SGB, Relaxation and Nitric Oxide

The most immediate effect of SGB is a profound muscle relaxation, beyond that achieved with medications such as Flexeril or Valium.  This is why conditions where spasm is prominent, such as lumbosacral (low back) strain or cervical spondylosis causing “pinched nerve” in the neck, respond so dramatically to SGB.  This muscle relaxation translates to an overall sense of relaxation, felt during and after the treatment.  Many patients have likened this to the relaxation one experiences after deep meditation, Yoga, or Acupuncture.  This is the effect that Gen. Georges Doriot of Harvard Business School, (his ARD company was historically America’s first venture capital firm), was referring to in describing SGB to people unfamiliar with it—he was fond of saying “you are calm and relaxed—the treatment makes you feel twenty years younger!”

Recently, the scientific reason for this effect may have been discovered.  It has long been known that the sphenopalatine ganglion, the nerve center which is touched in SGB, is involved in the modulation of one of the body’s important transmitter molecules, Nitric Oxide (not to be confused with dental anesthetic Nitrous Oxide, or laughing gas).  Until a relatively short time ago, the function of Nitric Oxide was largely unknown, and researchers considered it a curiosity that it was related to function of the sphenopalatine ganglion, but did not know what Nitric Oxide actually did in the body.  Recent work from Dr. Herbert Benson’s group at Harvard Medical School has shown that our body’s own Nitric Oxide appears to be critical in achieving the relaxation induced by meditation, Yoga, or religious practice across cultures.  Research at the Benson Henry Institute has shown that people have measurably increased Nitric Oxide levels during and after meditation. 

Dr. Benson is best known as the author of the ground breaking bestseller, The Relaxation Response, a cornerstone of what has come to be known as mind-body medicine, which has contributed immeasurably to the health of thousands of people through controlling stress, hypertension, obesity, and age-related illness.  Since undergoing Dr. Benson’s training for practitioners in mind-body medicine, Dr. Reder has incorporated those techniques into his practice of pain management.  To experience the techniques first hand, he has also participated for a number of years as a patient at the Benson Henry Institute.  

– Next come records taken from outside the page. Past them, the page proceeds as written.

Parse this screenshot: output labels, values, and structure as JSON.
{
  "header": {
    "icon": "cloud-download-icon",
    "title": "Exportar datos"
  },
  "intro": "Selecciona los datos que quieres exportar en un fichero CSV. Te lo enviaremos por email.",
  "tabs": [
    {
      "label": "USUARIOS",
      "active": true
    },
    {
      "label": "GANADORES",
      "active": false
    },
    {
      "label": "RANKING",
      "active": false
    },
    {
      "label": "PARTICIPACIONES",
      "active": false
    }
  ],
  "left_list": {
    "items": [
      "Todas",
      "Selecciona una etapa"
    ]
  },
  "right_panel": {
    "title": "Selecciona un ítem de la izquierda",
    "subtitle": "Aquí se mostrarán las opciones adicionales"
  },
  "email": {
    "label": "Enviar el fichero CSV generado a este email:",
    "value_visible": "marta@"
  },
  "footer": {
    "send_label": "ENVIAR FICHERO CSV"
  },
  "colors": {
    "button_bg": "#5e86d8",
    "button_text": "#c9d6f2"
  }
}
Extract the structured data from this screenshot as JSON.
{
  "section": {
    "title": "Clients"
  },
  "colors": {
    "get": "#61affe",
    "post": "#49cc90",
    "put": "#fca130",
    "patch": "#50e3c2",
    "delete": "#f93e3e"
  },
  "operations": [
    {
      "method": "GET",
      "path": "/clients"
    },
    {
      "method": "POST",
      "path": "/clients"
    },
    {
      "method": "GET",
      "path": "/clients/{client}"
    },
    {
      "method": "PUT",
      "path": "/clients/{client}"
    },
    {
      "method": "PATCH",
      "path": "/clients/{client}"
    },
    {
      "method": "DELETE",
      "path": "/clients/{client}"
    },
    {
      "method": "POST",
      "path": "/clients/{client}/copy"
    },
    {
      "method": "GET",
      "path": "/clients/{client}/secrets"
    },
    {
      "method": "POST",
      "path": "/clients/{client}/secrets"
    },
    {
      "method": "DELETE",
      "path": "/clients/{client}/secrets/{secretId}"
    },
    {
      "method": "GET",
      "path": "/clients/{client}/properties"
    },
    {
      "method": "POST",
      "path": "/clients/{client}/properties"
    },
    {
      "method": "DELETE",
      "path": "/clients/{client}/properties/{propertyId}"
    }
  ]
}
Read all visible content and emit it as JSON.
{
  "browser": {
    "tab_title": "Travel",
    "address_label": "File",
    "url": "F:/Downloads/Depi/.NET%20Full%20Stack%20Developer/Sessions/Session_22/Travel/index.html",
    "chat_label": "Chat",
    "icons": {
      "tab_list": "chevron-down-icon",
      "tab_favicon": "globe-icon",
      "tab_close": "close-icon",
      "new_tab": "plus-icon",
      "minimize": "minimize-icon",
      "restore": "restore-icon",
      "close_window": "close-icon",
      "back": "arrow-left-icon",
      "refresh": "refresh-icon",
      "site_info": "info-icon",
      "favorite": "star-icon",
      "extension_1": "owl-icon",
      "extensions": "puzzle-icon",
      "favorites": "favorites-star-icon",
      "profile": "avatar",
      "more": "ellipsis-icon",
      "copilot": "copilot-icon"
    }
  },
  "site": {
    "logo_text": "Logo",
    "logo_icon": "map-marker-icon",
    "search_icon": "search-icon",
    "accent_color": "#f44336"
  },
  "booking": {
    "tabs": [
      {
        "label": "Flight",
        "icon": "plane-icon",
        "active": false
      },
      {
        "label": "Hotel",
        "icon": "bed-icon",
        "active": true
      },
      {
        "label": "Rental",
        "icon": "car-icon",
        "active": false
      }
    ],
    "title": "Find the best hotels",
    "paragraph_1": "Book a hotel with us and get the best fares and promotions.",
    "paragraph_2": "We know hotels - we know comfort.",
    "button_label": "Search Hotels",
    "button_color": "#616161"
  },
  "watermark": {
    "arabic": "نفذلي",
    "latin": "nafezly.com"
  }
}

Since patients receiving SGB report a sensation identical to the relaxation response achieved by meditation, it may be that SGB acts through Nitric Oxide, a sort of “short-cut” to the relaxation response.  Obviously this is not to suggest that one should undergo a medical procedure instead of meditating, only that we now have a possible mechanism for this welcome “side effect” of SGB treatment—a deep feeling of relaxation during and after treatment.